2. to facilitate and encourage the proactive use of post categories/tags by groups of bloggers with shared interests. All searches can be bookmarked for reference, making it possible to create useful resources of blogging about specific news, topics, conferences, etc, in a similar fashion to Twitter hashtags. Bloggers could agree on a shared tag for posts, or an event organiser could announce one in advance, as is often done with Twitter hashtags.

Caveats and Work in Progress

This does not search post content, and it will not find any informal keywords/hashtags within the body of posts.

If EMC doesn't find any <category> tags for a post in the RSS feed it is classified as uncategorized. These and any <category> 'uncategorized' from the feed are omitted from search results. (It should always be borne in mind that some bloggers never use any kind of category or tag at all.)

This will not be a 'real time' search, although EMC updates content every few hours so it's never very far behind events.

The search is at present quite basic and limited. I plan to add a number of more sophisticated features in the future including the ability to filter by blog tags and by dates.
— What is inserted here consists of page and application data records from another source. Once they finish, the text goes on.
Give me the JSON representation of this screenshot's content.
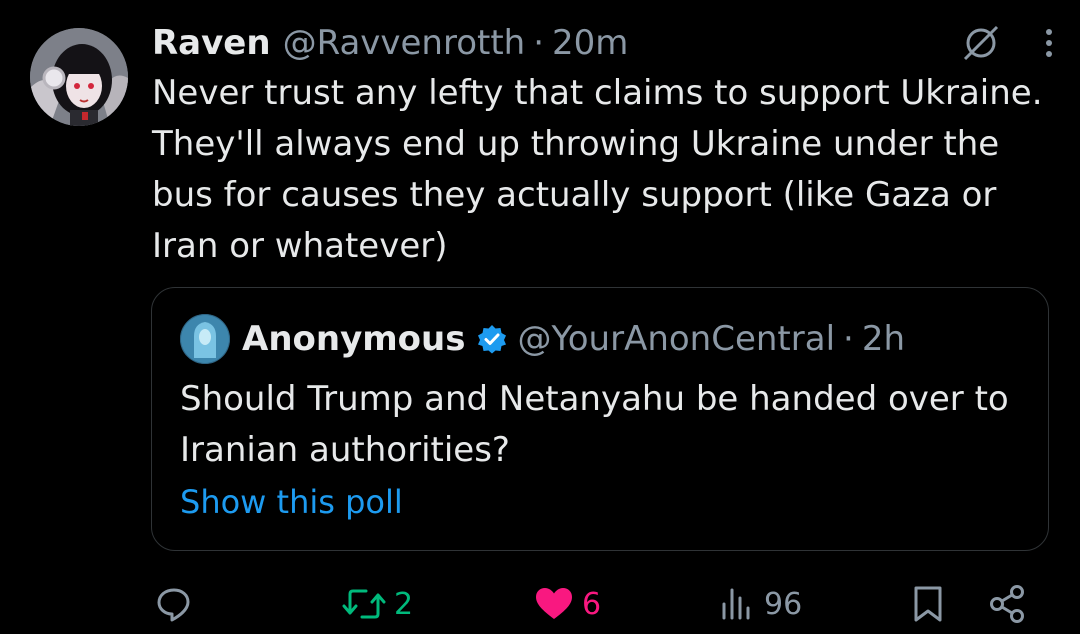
{
  "author": {
    "name": "Raven",
    "handle": "@Ravvenrotth",
    "separator": "·",
    "time": "20m"
  },
  "tweet": {
    "text": "Never trust any lefty that claims to support Ukraine. They'll always end up throwing Ukraine under the bus for causes they actually support (like Gaza or Iran or whatever)"
  },
  "quoted": {
    "name": "Anonymous",
    "handle": "@YourAnonCentral",
    "separator": "·",
    "time": "2h",
    "text": "Should Trump and Netanyahu be handed over to Iranian authorities?",
    "poll_link": "Show this poll"
  },
  "actions": {
    "reply_count": "",
    "retweet_count": "2",
    "like_count": "6",
    "views_count": "96"
  },
  "icons": {
    "top": [
      "grok-icon",
      "more-vertical-icon"
    ],
    "bottom": [
      "reply-icon",
      "retweet-icon",
      "like-icon",
      "views-icon",
      "bookmark-icon",
      "share-icon"
    ]
  },
  "colors": {
    "background": "#000000",
    "text": "#e7e9ea",
    "muted": "#8b98a5",
    "link": "#1d9bf0",
    "retweet": "#00ba7c",
    "like": "#f91880",
    "border": "#2f3336"
  }
}
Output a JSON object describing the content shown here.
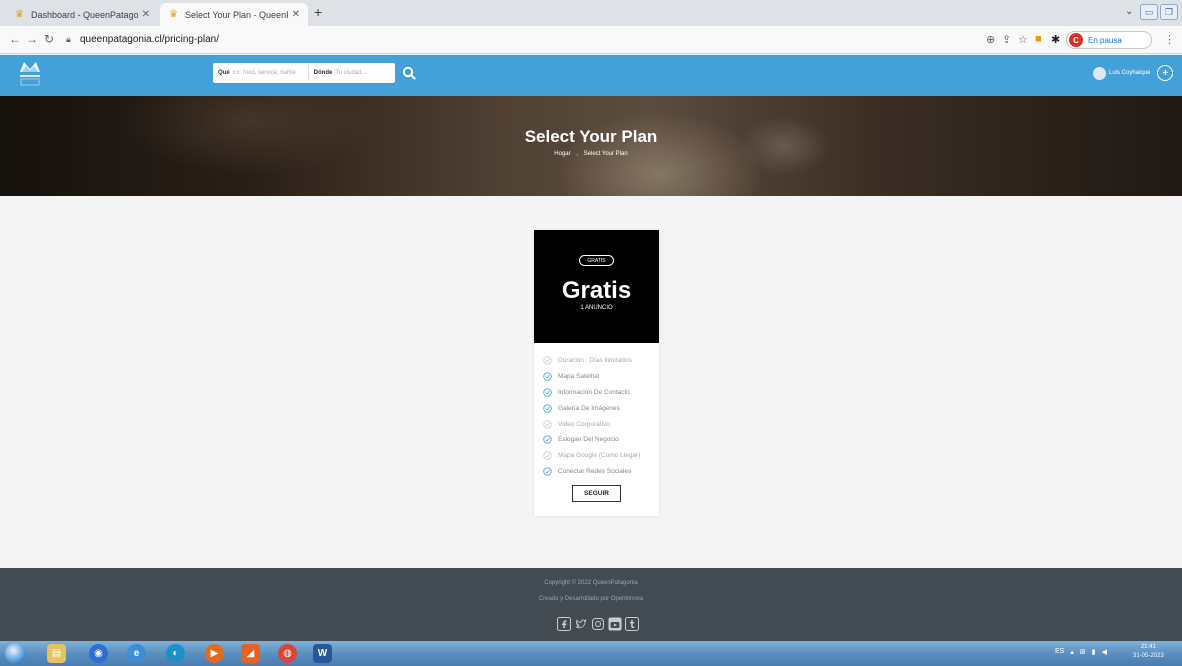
{
  "browser": {
    "tabs": [
      {
        "title": "Dashboard - QueenPatagonia",
        "active": false
      },
      {
        "title": "Select Your Plan - QueenPatagon",
        "active": true
      }
    ],
    "new_tab": "+",
    "url": "queenpatagonia.cl/pricing-plan/",
    "profile_initial": "C",
    "profile_status": "En pausa"
  },
  "header": {
    "search": {
      "what_label": "Qué",
      "what_placeholder": "Ex: food, service, barbe",
      "where_label": "Dónde",
      "where_placeholder": "Tu ciudad..."
    },
    "user_name": "Luis Coyhaique"
  },
  "hero": {
    "title": "Select Your Plan",
    "breadcrumb": [
      "Hogar",
      "Select Your Plan"
    ],
    "breadcrumb_sep": ","
  },
  "plan": {
    "badge": "GRATIS",
    "price": "Gratis",
    "subtitle": "1 ANUNCIO",
    "features": [
      {
        "label": "Duración : Días ilimitados",
        "included": false
      },
      {
        "label": "Mapa Satelital",
        "included": true
      },
      {
        "label": "Información De Contacto",
        "included": true
      },
      {
        "label": "Galería De Imágenes",
        "included": true
      },
      {
        "label": "Video Corporativo",
        "included": false
      },
      {
        "label": "Eslogan Del Negocio",
        "included": true
      },
      {
        "label": "Mapa Google (Como Llegar)",
        "included": false
      },
      {
        "label": "Conectar Redes Sociales",
        "included": true
      }
    ],
    "button_label": "SEGUIR"
  },
  "footer": {
    "copyright": "Copyright © 2022 QueenPatagonia",
    "made_by": "Creado y Desarrollado por Openinnova",
    "socials": [
      "facebook-icon",
      "twitter-icon",
      "instagram-icon",
      "youtube-icon",
      "tumblr-icon"
    ]
  },
  "taskbar": {
    "language": "ES",
    "time": "21:41",
    "date": "31-05-2023"
  },
  "colors": {
    "header_blue": "#44a0d8",
    "footer": "#424b52",
    "check": "#44a0d8"
  }
}
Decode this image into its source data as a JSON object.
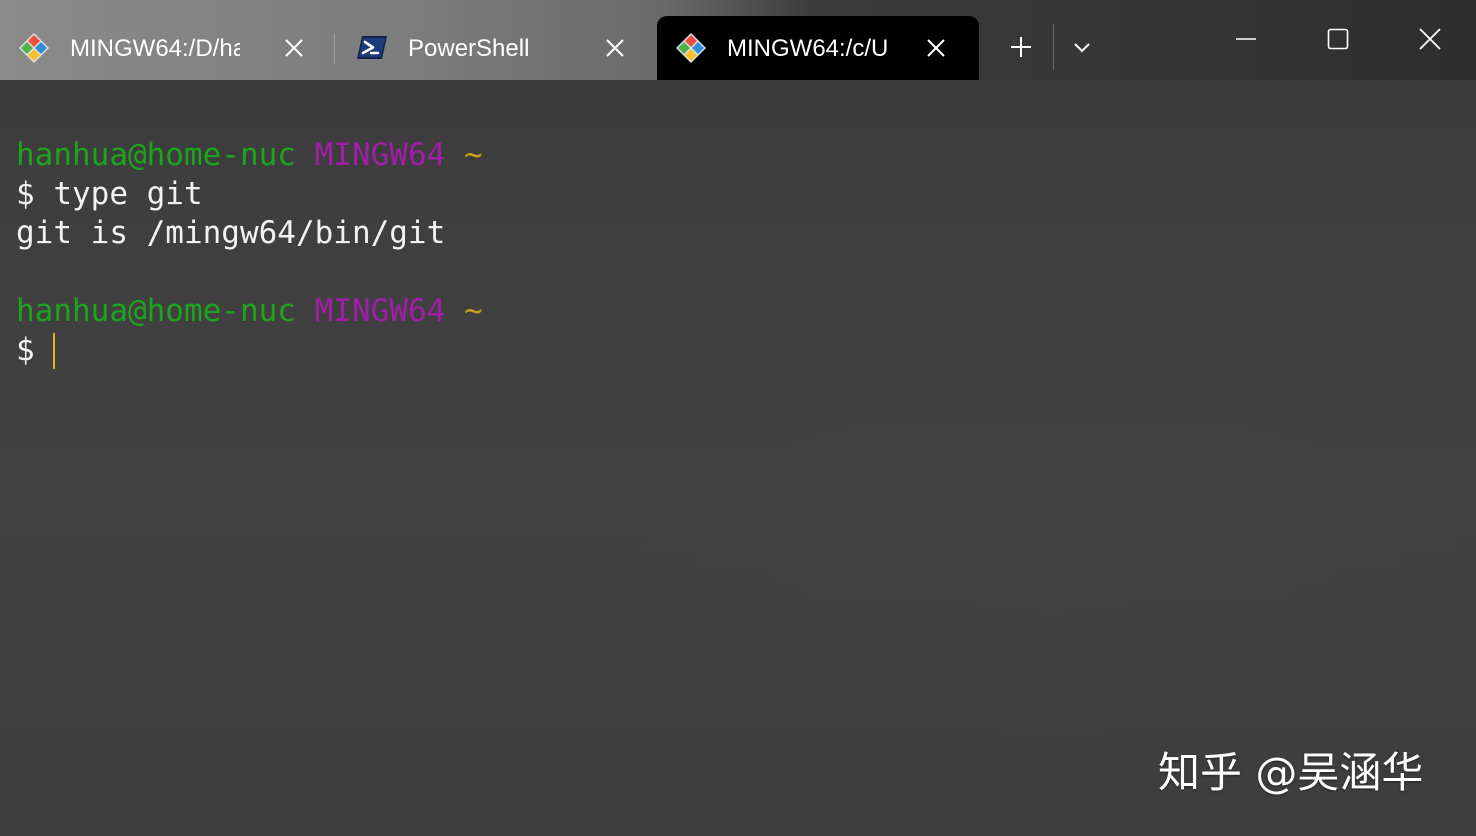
{
  "tabs": [
    {
      "title": "MINGW64:/D/ha",
      "icon": "git-bash-icon",
      "active": false
    },
    {
      "title": "PowerShell",
      "icon": "powershell-icon",
      "active": false
    },
    {
      "title": "MINGW64:/c/U",
      "icon": "git-bash-icon",
      "active": true
    }
  ],
  "toolbar": {
    "new_tab_icon": "plus-icon",
    "dropdown_icon": "chevron-down-icon"
  },
  "window_controls": {
    "minimize_icon": "minimize-icon",
    "maximize_icon": "maximize-icon",
    "close_icon": "close-icon"
  },
  "terminal": {
    "prompt1": {
      "user_host": "hanhua@home-nuc",
      "system": "MINGW64",
      "dir": "~"
    },
    "command_line": "$ type git",
    "output_line": "git is /mingw64/bin/git",
    "prompt2": {
      "user_host": "hanhua@home-nuc",
      "system": "MINGW64",
      "dir": "~"
    },
    "input_prefix": "$ "
  },
  "watermark": "知乎 @吴涵华",
  "colors": {
    "user_host": "#1ea31e",
    "system": "#a21ea8",
    "dir": "#c7a11c",
    "cursor": "#e6b422",
    "text": "#f2f2f2",
    "active_tab": "#000000"
  }
}
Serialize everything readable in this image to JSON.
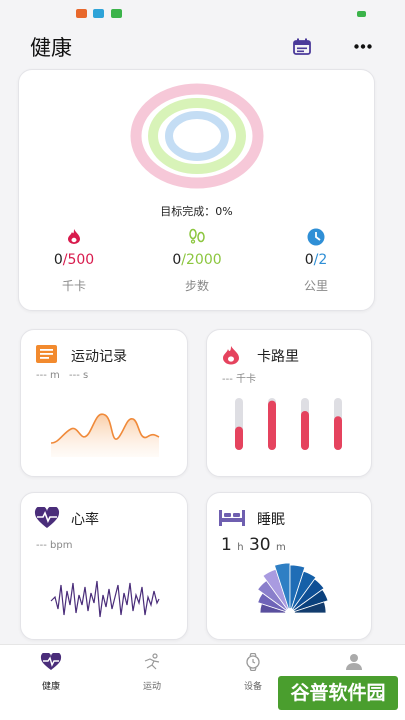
{
  "app": {
    "title": "健康"
  },
  "summary": {
    "goal_label": "目标完成：",
    "goal_value": "0%",
    "stats": [
      {
        "current": "0",
        "target": "/500",
        "unit": "千卡",
        "color": "#d81b4d",
        "icon": "flame-icon"
      },
      {
        "current": "0",
        "target": "/2000",
        "unit": "步数",
        "color": "#8cc63f",
        "icon": "footprints-icon"
      },
      {
        "current": "0",
        "target": "/2",
        "unit": "公里",
        "color": "#2f8fd6",
        "icon": "clock-icon"
      }
    ],
    "rings": {
      "outer": "#f6c8d8",
      "middle": "#d8f3b8",
      "inner": "#c4ddf4"
    }
  },
  "cards": {
    "exercise": {
      "title": "运动记录",
      "sub1": "--- m",
      "sub2": "--- s",
      "icon": "list-icon",
      "color": "#f28a2e"
    },
    "calories": {
      "title": "卡路里",
      "sub": "--- 千卡",
      "icon": "flame-icon",
      "color": "#e5435e",
      "bars": [
        0.45,
        0.95,
        0.75,
        0.65
      ]
    },
    "heart": {
      "title": "心率",
      "sub": "--- bpm",
      "icon": "heart-pulse-icon",
      "color": "#4a2d7a"
    },
    "sleep": {
      "title": "睡眠",
      "hours": "1",
      "h_unit": "h",
      "minutes": "30",
      "m_unit": "m",
      "icon": "bed-icon",
      "color": "#6f5fb0"
    }
  },
  "tabs": [
    {
      "label": "健康",
      "icon": "heart-pulse-icon",
      "active": true
    },
    {
      "label": "运动",
      "icon": "runner-icon",
      "active": false
    },
    {
      "label": "设备",
      "icon": "watch-icon",
      "active": false
    },
    {
      "label": "",
      "icon": "person-icon",
      "active": false
    }
  ],
  "watermark": "谷普软件园"
}
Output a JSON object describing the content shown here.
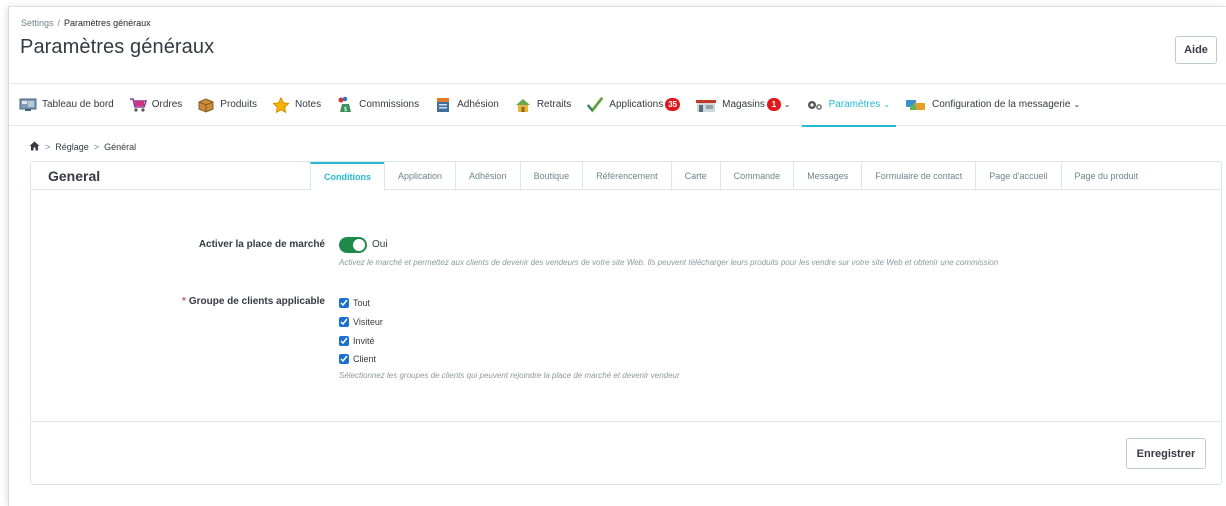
{
  "breadcrumb": {
    "root": "Settings",
    "separator": "/",
    "current": "Paramètres généraux"
  },
  "page_title": "Paramètres généraux",
  "help_button": "Aide",
  "nav": [
    {
      "label": "Tableau de bord",
      "icon": "dashboard-icon"
    },
    {
      "label": "Ordres",
      "icon": "cart-icon"
    },
    {
      "label": "Produits",
      "icon": "box-icon"
    },
    {
      "label": "Notes",
      "icon": "star-icon"
    },
    {
      "label": "Commissions",
      "icon": "money-bag-icon"
    },
    {
      "label": "Adhésion",
      "icon": "membership-icon"
    },
    {
      "label": "Retraits",
      "icon": "withdraw-icon"
    },
    {
      "label": "Applications",
      "icon": "check-icon",
      "badge": "35"
    },
    {
      "label": "Magasins",
      "icon": "store-icon",
      "badge": "1",
      "dropdown": true
    },
    {
      "label": "Paramètres",
      "icon": "gears-icon",
      "dropdown": true,
      "active": true
    },
    {
      "label": "Configuration de la messagerie",
      "icon": "messaging-icon",
      "dropdown": true
    }
  ],
  "sub_breadcrumb": {
    "home_icon": "home-icon",
    "items": [
      "Réglage",
      "Général"
    ],
    "separator": ">"
  },
  "panel": {
    "title": "General",
    "tabs": [
      "Conditions",
      "Application",
      "Adhésion",
      "Boutique",
      "Référencement",
      "Carte",
      "Commande",
      "Messages",
      "Formulaire de contact",
      "Page d'accueil",
      "Page du produit"
    ],
    "active_tab": "Conditions"
  },
  "form": {
    "marketplace": {
      "label": "Activer la place de marché",
      "toggle_on": true,
      "toggle_label": "Oui",
      "help": "Activez le marché et permettez aux clients de devenir des vendeurs de votre site Web. Ils peuvent télécharger leurs produits pour les vendre sur votre site Web et obtenir une commission"
    },
    "customer_groups": {
      "required_mark": "*",
      "label": "Groupe de clients applicable",
      "options": [
        {
          "label": "Tout",
          "checked": true
        },
        {
          "label": "Visiteur",
          "checked": true
        },
        {
          "label": "Invité",
          "checked": true
        },
        {
          "label": "Client",
          "checked": true
        }
      ],
      "help": "Sélectionnez les groupes de clients qui peuvent rejoindre la place de marché et devenir vendeur"
    }
  },
  "save_button": "Enregistrer",
  "colors": {
    "accent": "#25b9d7",
    "badge": "#e1171b",
    "toggle_on": "#1e8a4a",
    "checkbox": "#1a6fcf",
    "required": "#c05c67"
  }
}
I may also introduce RSS feeds for search queries at some point.

Constructing Search Query URLs

If you'd like to use an event tag, it's possible to work out in advance what the URL will be, without needing to visit EMC and run the search manually (though you might be advised to check it works!). But you'll need to use URL encoding as appropriate for any spaces or punctuation in the tag (so it might be a good idea to avoid them).

This is the basic structure:{search term or phrase}

For example, the URL for a simple search for categories containing London:

The URL for a search for the exact category Gunpowder Plot:

In this more complex URL, %20 is the URL encoding for a space between words and &exact=on adds the exact category requirement.

I'll do my best to ensure that the basic URL construction (searchcat?s=...) is stable and persistent as long as the site is around.